Residents of Bakersfield and the San Joaquin Valley have probably heard that the air they breathe is some of the worst, if not the worst, in the country. However, many people may not really appreciate the harm smog and other air pollutants can do. Unlike the popular song that is often paraphrased, if air pollution doesn’t kill you, then it doesn’t really make you stronger.
First, what is smog? The word smog originated a long time ago and was a combination of the words “smoke” and “fog.” Today, the term refers to ozone pollution, an oxidant that isn’t significantly emitted directly from anything, but is instead formed as the result of a photochemical reaction between other air pollutants in the presence of sunlight. The other pollutants are volatile organic compounds (VOC) and nitrogen oxides (NOX). (See related article, Ten things you can do at home to reduce smog.)
In addition to the chemicals and sunlight, smog also needs certain atmospheric and/or topographical conditions to form. Both the San Joaquin Valley and the South Coast Air Basin encompassing Los Angeles can be thought of as large ‘boxes” with surrounding mountains as their sides. Coupled with frequent temperature inversions that act as a “lid” to prevent emissions from being dispersed, these air basins more often than not serve as perfect reactor vessels for the formation of photochemical smog.
In addition to smog, tons of other pollutants such as sulfur oxides (SOX), particulate matter (PM), carbon monoxide (CO), hydrogen sulfide (H2S), and other chemicals are added to the air we breathe every day. See related article, Who contributes the most air pollution in the Valley – five surprising answers.)

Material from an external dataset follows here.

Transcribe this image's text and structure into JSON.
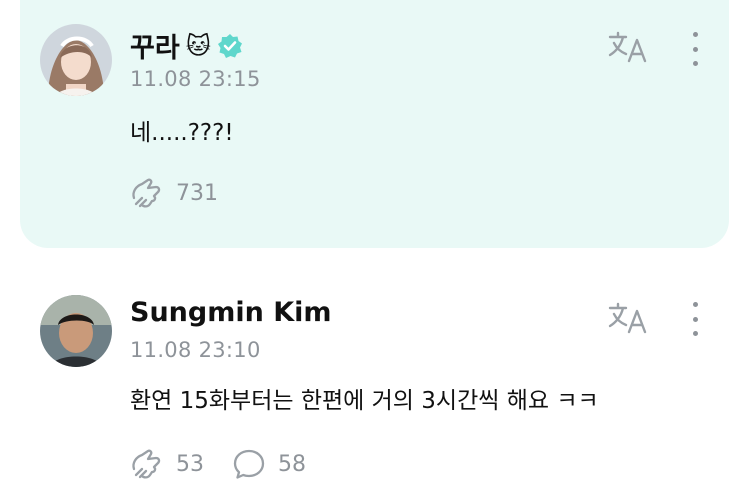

Both California and the federal government have set ambient air quality targets, or standards, for the maximum amounts of pollutants that can be present in order to ensure that the air we breathe is healthy. Although significant progress has been made, both Los Angeles and the San Joaquin Valley have a long way to go to meet those standards.
As the attached video shows, air pollution can cause a variety of health problems. It has been associated with heart disease, respiratory illnesses such as asthma, and other maladies. A list of some of those effects is shown below:
- Irritation of mucous membranes
- Coughing and wheezing
- Chest pain and tightness
- Dry throat
Here in Bakersfield and the San Joaquin Valley, there are 4 agencies responsible for regulating sources of air pollution:
San Joaquin Valley Air Pollution Control District (SJVAPCD)
Eastern Kern Air Pollution Control District (EKAPCD)
California Air Resources Board (ARB)
U.S. Environmental Protection Agency (EPA)
The first two mainly focus on stationary sources of air pollution, ARB on mobile sources, and EPA on sources of all types. ARB’s regulations are as stringent, if not moreso, than EPA’s regulations and the same can be said for many of the SJVAPCD and EKAPCD regulations.
All of the above agencies have further information about the health effects of air pollution and can be found at the following links:
Suggested further reading:
EPA survey shows $384 billion needed for aging drinking water infrastructure
ARB claims diesel engine controls reducing climate change impact in California